'''

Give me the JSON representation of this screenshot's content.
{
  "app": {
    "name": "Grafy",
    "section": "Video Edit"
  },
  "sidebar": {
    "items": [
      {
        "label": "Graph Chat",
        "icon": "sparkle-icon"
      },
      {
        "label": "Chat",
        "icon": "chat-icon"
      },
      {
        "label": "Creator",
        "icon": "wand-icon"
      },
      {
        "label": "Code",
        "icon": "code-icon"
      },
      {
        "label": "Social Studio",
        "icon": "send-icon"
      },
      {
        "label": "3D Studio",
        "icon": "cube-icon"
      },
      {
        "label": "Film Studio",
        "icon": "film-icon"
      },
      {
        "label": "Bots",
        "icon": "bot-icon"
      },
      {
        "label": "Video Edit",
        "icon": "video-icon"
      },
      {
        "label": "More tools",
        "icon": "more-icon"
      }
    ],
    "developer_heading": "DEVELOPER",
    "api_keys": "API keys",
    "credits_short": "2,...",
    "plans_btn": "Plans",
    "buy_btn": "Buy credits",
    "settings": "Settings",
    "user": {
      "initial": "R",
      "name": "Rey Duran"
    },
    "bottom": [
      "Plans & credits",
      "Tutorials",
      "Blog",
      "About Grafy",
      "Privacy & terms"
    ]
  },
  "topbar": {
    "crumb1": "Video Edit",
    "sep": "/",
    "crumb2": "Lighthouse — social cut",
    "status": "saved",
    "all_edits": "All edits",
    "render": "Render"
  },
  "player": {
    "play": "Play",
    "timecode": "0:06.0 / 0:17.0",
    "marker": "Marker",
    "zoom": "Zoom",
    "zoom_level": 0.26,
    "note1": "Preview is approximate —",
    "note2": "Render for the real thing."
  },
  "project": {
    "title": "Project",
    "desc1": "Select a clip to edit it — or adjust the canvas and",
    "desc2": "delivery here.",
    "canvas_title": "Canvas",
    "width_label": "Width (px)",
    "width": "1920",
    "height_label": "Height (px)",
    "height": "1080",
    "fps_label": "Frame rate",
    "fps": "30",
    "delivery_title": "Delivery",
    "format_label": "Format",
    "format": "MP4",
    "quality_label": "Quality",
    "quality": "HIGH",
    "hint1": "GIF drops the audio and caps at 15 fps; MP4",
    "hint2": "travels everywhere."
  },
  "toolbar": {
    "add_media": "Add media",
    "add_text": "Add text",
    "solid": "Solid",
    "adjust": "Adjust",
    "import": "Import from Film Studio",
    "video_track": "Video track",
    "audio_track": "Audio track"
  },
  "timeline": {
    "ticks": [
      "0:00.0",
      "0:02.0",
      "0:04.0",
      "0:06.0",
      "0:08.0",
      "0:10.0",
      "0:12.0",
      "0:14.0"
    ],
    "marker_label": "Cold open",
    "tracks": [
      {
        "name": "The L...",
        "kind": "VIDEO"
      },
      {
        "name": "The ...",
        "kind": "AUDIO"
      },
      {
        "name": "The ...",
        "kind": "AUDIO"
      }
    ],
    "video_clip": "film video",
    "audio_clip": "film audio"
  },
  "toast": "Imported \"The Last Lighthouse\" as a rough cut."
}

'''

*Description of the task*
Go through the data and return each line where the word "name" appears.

*Output of the task*
    "name": "Grafy",
      "name": "Rey Duran"
        "name": "The L...",
        "name": "The ...",
        "name": "The ...",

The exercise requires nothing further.